  36. Investments Investments also play an important part in takaful operations as it will increase the takaful fund and thus takaful contributions can be lower. The larger the return from investments, the lower the takaful contribution can be charged to participants. However, the return alone is not the criteria for investment; it must also commensurate with the risk and complies with shariah.

  37. Shariah-compliant stocks 1983 -> Bank Islam Malaysia Bhd 1997 -> Securities Commission of Malaysia. 1st Islamic equity index in Malaysia ->RHB Unit Trust Management Bhd in 1996. Dow Jones Islamic Market Index (DJIM) -> February 1999 Kuala Lumpur Shariah Index (KLSI) by Bursa Malaysia -> April 1999 FTSE Global Islamic Index Series by FTSE Group -> October 1999.

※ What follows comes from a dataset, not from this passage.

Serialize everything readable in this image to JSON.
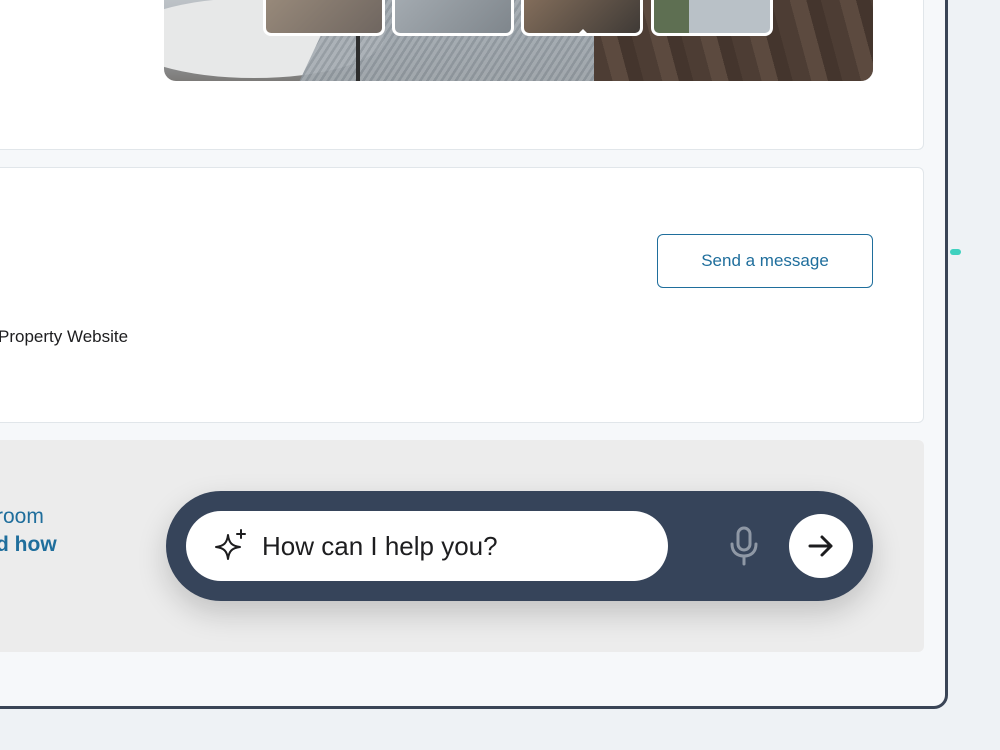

  38. Prohibited business activities include: a) Alcohol b) Gambling c) Pork-related products d) Pornography e) Conventional financial services f) Conventional insurance. Source : Securities Commission

  39. Financial ratios as additional criteria in classifying Shariah stocks. debt-to-equity ratio cash and interest bearing securities-to-equity ratio cash-to-asset ratio. Source : Securities Commission

  40. Cleansing mechanism Earlier – 2.5% of profits Now - all Sold 1.30 Dropped 1.25 Bought 1.00 Source : Securities Commission

  41. SAC Benchmarks A new feature in this latest list is the outline of the benchmarks used in determining the tolerable level of mixed contributions from permissible and non-permissible activities towards turnover and profit before tax of a company. The benchmarks, established by the SAC based on ijtihad (reasoning from the source of Syariah by qualified Syariah scholars)

  42. The five-percent benchmark This benchmark is used to assess the level of mixed contributions from the activities that are clearly prohibited such as riba (interest-based companies like conventional banks), gambling, liquor and pork. Source : Securities Commission

  43. The 10-percent benchmark This benchmark is used to assess the level of mixed contributions from the activities that involve the element of “umum balwa” which is a prohibited element affecting most people and difficult to avoid. An example of such a contribution is the interest income from fixed deposits in conventional banks. This benchmark is also used for tobacco-related activities. Source : Securities Commission

  44. The 25-percent benchmark This benchmark is used to assess the level of mixed contributions from the activities that are generally permissible according to Syariah and have an element of maslahah to the public, but there are other elements that may affect the Syariah status of these activities. Among the activities that belong to this benchmark are hotel and resort operations, share trading, stockbroking and others, as these activities may also involve other activities that are deemed non-permissible according to Syariah. Source : Securities Commission

  45. Additional Criteria Financial-ratio screens Companies are removed from the selection pool if their total debt divided by their trailing 12-month average market capitalization is greater than or equal to 33%; if the sum of their cash and interest bearing securities divided by their trailing 12-month average market capitalization is greater than or equal to 33%; or if their accounts receivables divided by their total assets is greater than or equal to 45%. (DJII)

  46. Syariah Equities – Malaysian Regulations As stipulated by the SAC of SC, Malaysia, besides the main criteria above it also includes additional criteria for companies which may comprises both permissible and non-permissible : Haram element must be very small Public perception of the co must be good Core activities of the co. have importance or maslahah (benefit) to the Muslim Ummah. Maximum Level of contribution of interest income received from conventional fixed deposits.

  47. Before that let’s take a look at… Conventional Bonds Face Value Coupon Coupon Coupon Coupon Coupon Coupon Discounted Value

  48. Example Conventional Bonds 1,000 30 30 30 30 30 30 900

  49. Mudharabah Bond Investor buys machine 30 = proportion of mudharabah May be > or < 30 Buys “capital” 1,000 30 30 30 30 30 30 900

  50. Munif Investor buys at 900 Sells to issuer at 1,180 1,000 30 30 30 30 30 30 900